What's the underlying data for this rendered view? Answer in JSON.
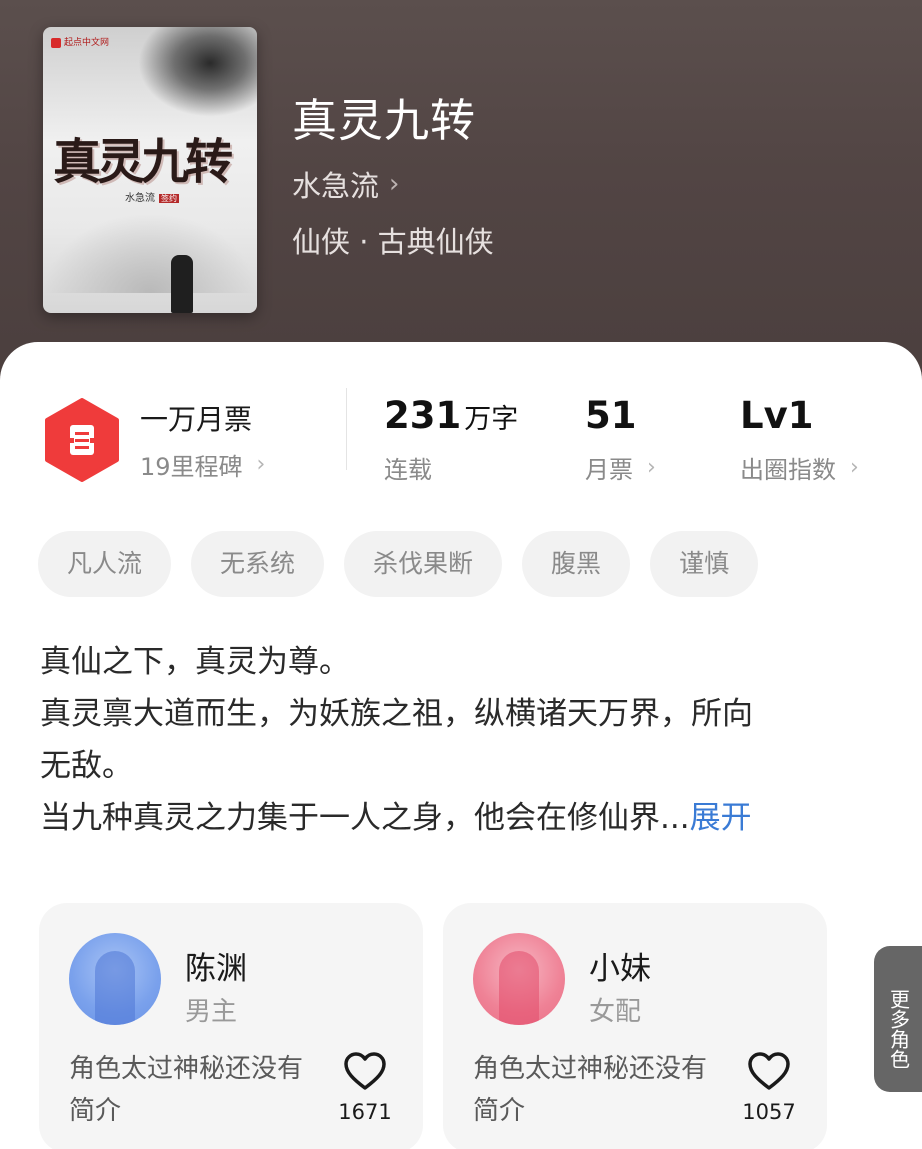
{
  "cover": {
    "publisher": "起点中文网",
    "title_art": "真灵九转",
    "author_art": "水急流",
    "tag_art": "签约"
  },
  "book": {
    "title": "真灵九转",
    "author": "水急流",
    "genre": "仙侠 · 古典仙侠"
  },
  "stats": {
    "ticket_main": "一万月票",
    "ticket_sub": "19里程碑",
    "words_value": "231",
    "words_unit": "万字",
    "words_label": "连载",
    "monthly_value": "51",
    "monthly_label": "月票",
    "level_value": "Lv1",
    "level_label": "出圈指数"
  },
  "tags": [
    "凡人流",
    "无系统",
    "杀伐果断",
    "腹黑",
    "谨慎"
  ],
  "intro": {
    "line1": "真仙之下，真灵为尊。",
    "line2": "真灵禀大道而生，为妖族之祖，纵横诸天万界，所向",
    "line3": "无敌。",
    "line4": "当九种真灵之力集于一人之身，他会在修仙界...",
    "expand": "展开"
  },
  "roles": [
    {
      "name": "陈渊",
      "type": "男主",
      "desc": "角色太过神秘还没有简介",
      "likes": "1671",
      "avatar_color": "#7aa1ec"
    },
    {
      "name": "小妹",
      "type": "女配",
      "desc": "角色太过神秘还没有简介",
      "likes": "1057",
      "avatar_color": "#ef8296"
    }
  ],
  "more_roles": "更多角色",
  "colors": {
    "accent_red": "#ef3b3b",
    "link_blue": "#3a7bd5"
  }
}
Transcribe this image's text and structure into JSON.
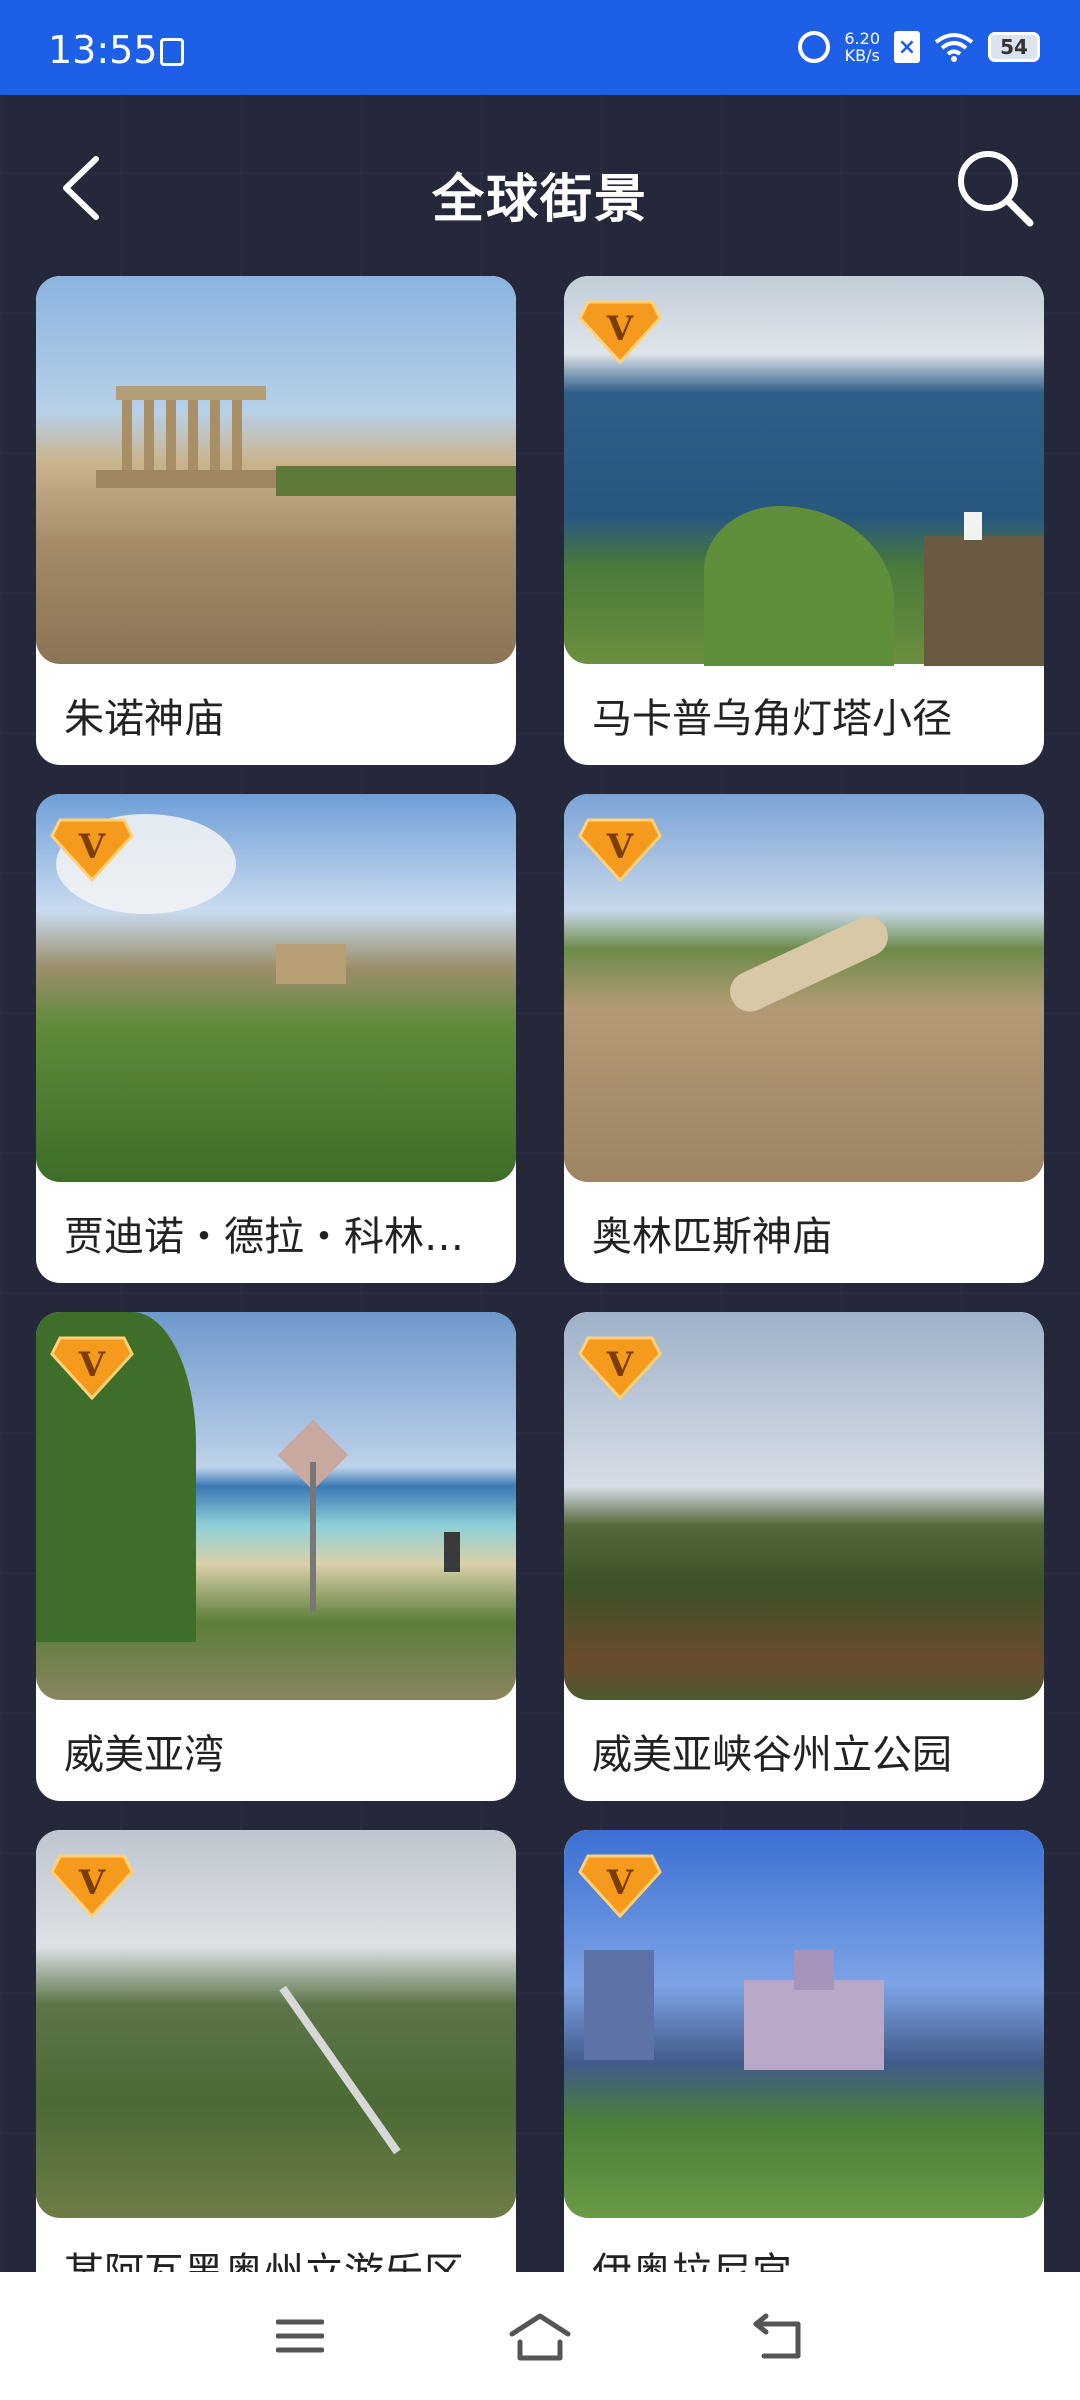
{
  "status_bar": {
    "time": "13:55",
    "net_speed_value": "6.20",
    "net_speed_unit": "KB/s",
    "battery": "54"
  },
  "header": {
    "title": "全球街景",
    "back_icon": "chevron-left-icon",
    "search_icon": "search-icon"
  },
  "cards": [
    {
      "label": "朱诺神庙",
      "vip": false
    },
    {
      "label": "马卡普乌角灯塔小径",
      "vip": true
    },
    {
      "label": "贾迪诺・德拉・科林…",
      "vip": true
    },
    {
      "label": "奥林匹斯神庙",
      "vip": true
    },
    {
      "label": "威美亚湾",
      "vip": true
    },
    {
      "label": "威美亚峡谷州立公园",
      "vip": true
    },
    {
      "label": "某阿瓦黑奥州立游乐区",
      "vip": true
    },
    {
      "label": "伊奥拉尼宫",
      "vip": true
    }
  ],
  "vip_badge_letter": "V",
  "colors": {
    "status_bar": "#1d5fe6",
    "background": "#25273a",
    "vip_orange": "#f59a1c"
  },
  "nav_bar": {
    "menu_icon": "menu-icon",
    "home_icon": "home-icon",
    "back_icon": "back-icon"
  }
}
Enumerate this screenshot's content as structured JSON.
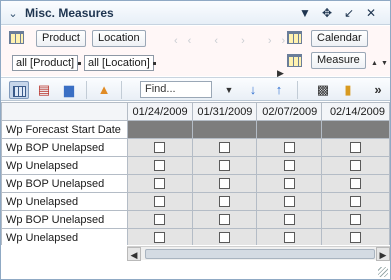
{
  "title": "Misc. Measures",
  "title_icons": [
    "chevron-down-icon",
    "move-icon",
    "minimize-icon",
    "close-icon"
  ],
  "dimensions": {
    "row_buttons": [
      "Product",
      "Location"
    ],
    "row_tags": [
      "all [Product]",
      "all [Location]"
    ],
    "col_buttons": [
      "Calendar",
      "Measure"
    ]
  },
  "toolbar": {
    "find_placeholder": "Find...",
    "more": "»"
  },
  "table": {
    "columns": [
      "01/24/2009",
      "01/31/2009",
      "02/07/2009",
      "02/14/2009"
    ],
    "rows": [
      {
        "label": "Wp Forecast Start Date",
        "type": "date"
      },
      {
        "label": "Wp BOP Unelapsed",
        "type": "checkbox"
      },
      {
        "label": "Wp Unelapsed",
        "type": "checkbox"
      },
      {
        "label": "Wp BOP Unelapsed",
        "type": "checkbox"
      },
      {
        "label": "Wp Unelapsed",
        "type": "checkbox"
      },
      {
        "label": "Wp BOP Unelapsed",
        "type": "checkbox"
      },
      {
        "label": "Wp Unelapsed",
        "type": "checkbox"
      }
    ]
  },
  "colors": {
    "dim_area_bg": "#fff7f7",
    "header_bg": "#f3f5f8",
    "cell_bg": "#e4e4e4",
    "date_cell_bg": "#7d7d7d"
  }
}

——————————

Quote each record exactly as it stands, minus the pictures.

What's the underlying data for this rendered view? Answer in JSON.
{
  "cover": {
    "publisher": "起点中文网",
    "title_art": "真灵九转",
    "author_art": "水急流",
    "tag_art": "签约"
  },
  "book": {
    "title": "真灵九转",
    "author": "水急流",
    "genre": "仙侠 · 古典仙侠"
  },
  "stats": {
    "ticket_main": "一万月票",
    "ticket_sub": "19里程碑",
    "words_value": "231",
    "words_unit": "万字",
    "words_label": "连载",
    "monthly_value": "51",
    "monthly_label": "月票",
    "level_value": "Lv1",
    "level_label": "出圈指数"
  },
  "tags": [
    "凡人流",
    "无系统",
    "杀伐果断",
    "腹黑",
    "谨慎"
  ],
  "intro": {
    "line1": "真仙之下，真灵为尊。",
    "line2": "真灵禀大道而生，为妖族之祖，纵横诸天万界，所向",
    "line3": "无敌。",
    "line4": "当九种真灵之力集于一人之身，他会在修仙界...",
    "expand": "展开"
  },
  "roles": [
    {
      "name": "陈渊",
      "type": "男主",
      "desc": "角色太过神秘还没有简介",
      "likes": "1671",
      "avatar_color": "#7aa1ec"
    },
    {
      "name": "小妹",
      "type": "女配",
      "desc": "角色太过神秘还没有简介",
      "likes": "1057",
      "avatar_color": "#ef8296"
    }
  ],
  "more_roles": "更多角色",
  "colors": {
    "accent_red": "#ef3b3b",
    "link_blue": "#3a7bd5"
  }
}
Transcribe this image's text and structure into JSON.
{
  "status_bar": {
    "time": "13:55",
    "net_speed_value": "6.20",
    "net_speed_unit": "KB/s",
    "battery": "54"
  },
  "header": {
    "title": "全球街景",
    "back_icon": "chevron-left-icon",
    "search_icon": "search-icon"
  },
  "cards": [
    {
      "label": "朱诺神庙",
      "vip": false
    },
    {
      "label": "马卡普乌角灯塔小径",
      "vip": true
    },
    {
      "label": "贾迪诺・德拉・科林…",
      "vip": true
    },
    {
      "label": "奥林匹斯神庙",
      "vip": true
    },
    {
      "label": "威美亚湾",
      "vip": true
    },
    {
      "label": "威美亚峡谷州立公园",
      "vip": true
    },
    {
      "label": "某阿瓦黑奥州立游乐区",
      "vip": true
    },
    {
      "label": "伊奥拉尼宫",
      "vip": true
    }
  ],
  "vip_badge_letter": "V",
  "colors": {
    "status_bar": "#1d5fe6",
    "background": "#25273a",
    "vip_orange": "#f59a1c"
  },
  "nav_bar": {
    "menu_icon": "menu-icon",
    "home_icon": "home-icon",
    "back_icon": "back-icon"
  }
}
Enumerate this screenshot's content as structured JSON.
{
  "title": "Misc. Measures",
  "title_icons": [
    "chevron-down-icon",
    "move-icon",
    "minimize-icon",
    "close-icon"
  ],
  "dimensions": {
    "row_buttons": [
      "Product",
      "Location"
    ],
    "row_tags": [
      "all [Product]",
      "all [Location]"
    ],
    "col_buttons": [
      "Calendar",
      "Measure"
    ]
  },
  "toolbar": {
    "find_placeholder": "Find...",
    "more": "»"
  },
  "table": {
    "columns": [
      "01/24/2009",
      "01/31/2009",
      "02/07/2009",
      "02/14/2009"
    ],
    "rows": [
      {
        "label": "Wp Forecast Start Date",
        "type": "date"
      },
      {
        "label": "Wp BOP Unelapsed",
        "type": "checkbox"
      },
      {
        "label": "Wp Unelapsed",
        "type": "checkbox"
      },
      {
        "label": "Wp BOP Unelapsed",
        "type": "checkbox"
      },
      {
        "label": "Wp Unelapsed",
        "type": "checkbox"
      },
      {
        "label": "Wp BOP Unelapsed",
        "type": "checkbox"
      },
      {
        "label": "Wp Unelapsed",
        "type": "checkbox"
      }
    ]
  },
  "colors": {
    "dim_area_bg": "#fff7f7",
    "header_bg": "#f3f5f8",
    "cell_bg": "#e4e4e4",
    "date_cell_bg": "#7d7d7d"
  }
}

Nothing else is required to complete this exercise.